-- Opening Marker --
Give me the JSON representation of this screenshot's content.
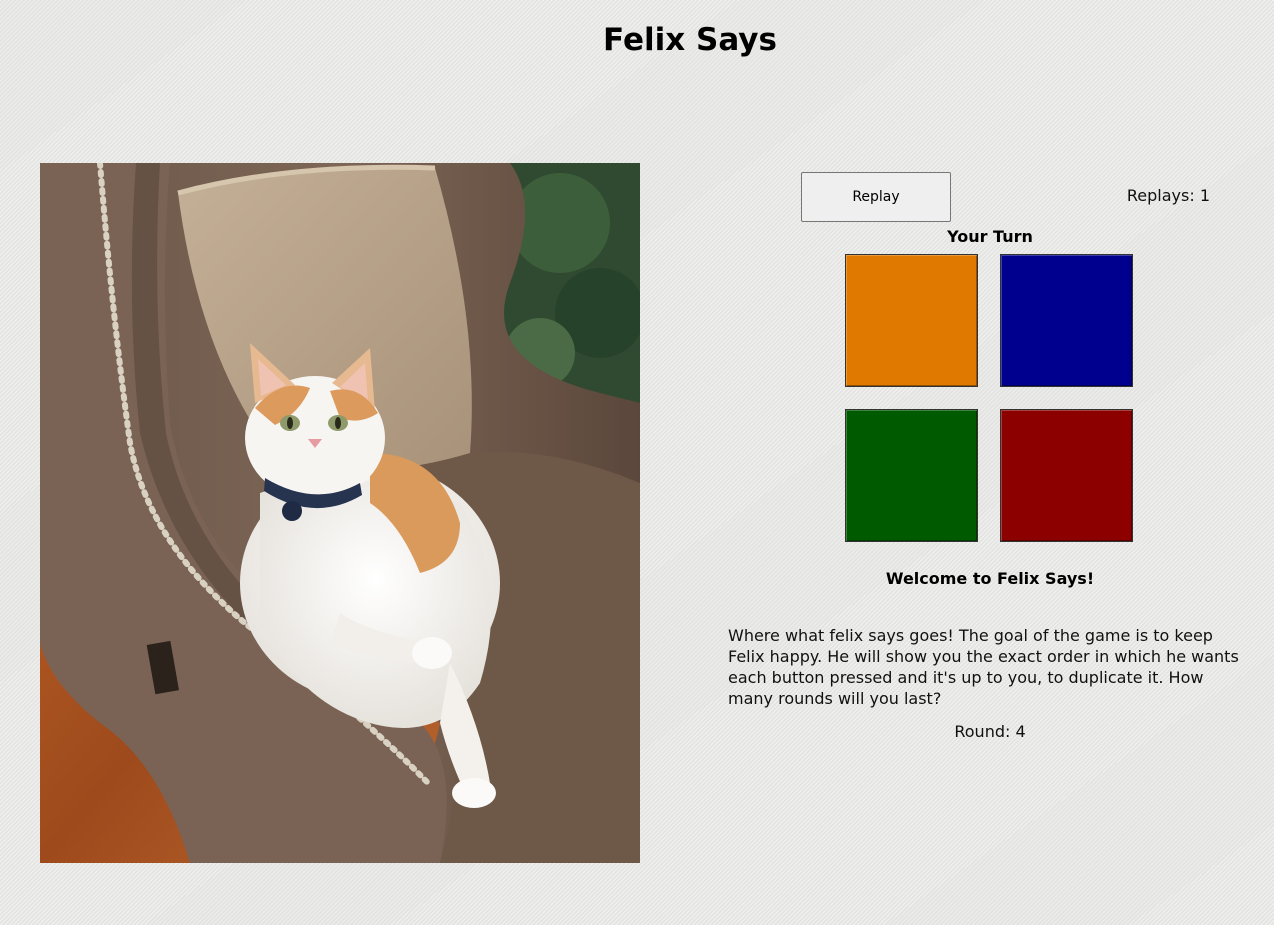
{
  "title": "Felix Says",
  "photo": {
    "subject": "orange-and-white cat on a brown armchair"
  },
  "controls": {
    "replay_label": "Replay",
    "replays_text": "Replays: 1"
  },
  "status": {
    "turn_text": "Your Turn"
  },
  "pads": [
    {
      "name": "orange",
      "color": "#e07900"
    },
    {
      "name": "blue",
      "color": "#00008e"
    },
    {
      "name": "green",
      "color": "#005a00"
    },
    {
      "name": "red",
      "color": "#8c0000"
    }
  ],
  "info": {
    "welcome": "Welcome to Felix Says!",
    "description": "Where what felix says goes! The goal of the game is to keep Felix happy. He will show you the exact order in which he wants each button pressed and it's up to you, to duplicate it. How many rounds will you last?",
    "round_text": "Round: 4"
  }
}
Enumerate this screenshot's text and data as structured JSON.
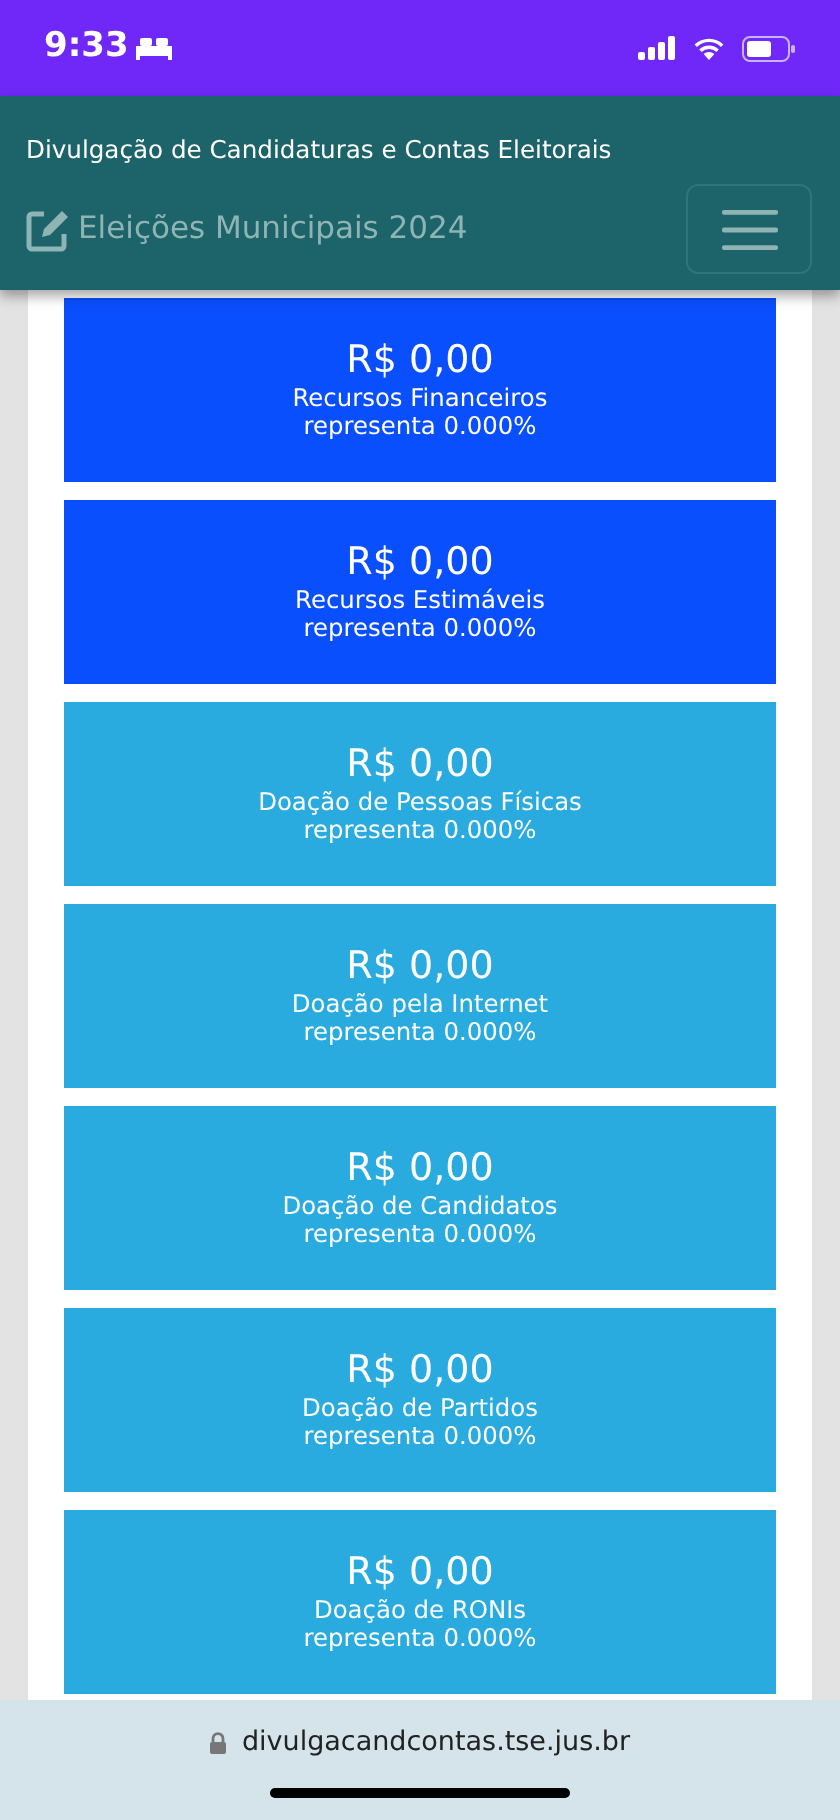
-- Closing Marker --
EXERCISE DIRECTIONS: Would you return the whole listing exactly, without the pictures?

SOLUTION TO THE PROBLEM:
Give me the JSON representation of this screenshot's content.
{
  "title": "Felix Says",
  "photo": {
    "subject": "orange-and-white cat on a brown armchair"
  },
  "controls": {
    "replay_label": "Replay",
    "replays_text": "Replays: 1"
  },
  "status": {
    "turn_text": "Your Turn"
  },
  "pads": [
    {
      "name": "orange",
      "color": "#e07900"
    },
    {
      "name": "blue",
      "color": "#00008e"
    },
    {
      "name": "green",
      "color": "#005a00"
    },
    {
      "name": "red",
      "color": "#8c0000"
    }
  ],
  "info": {
    "welcome": "Welcome to Felix Says!",
    "description": "Where what felix says goes! The goal of the game is to keep Felix happy. He will show you the exact order in which he wants each button pressed and it's up to you, to duplicate it. How many rounds will you last?",
    "round_text": "Round: 4"
  }
}
Enumerate this screenshot's text and data as structured JSON.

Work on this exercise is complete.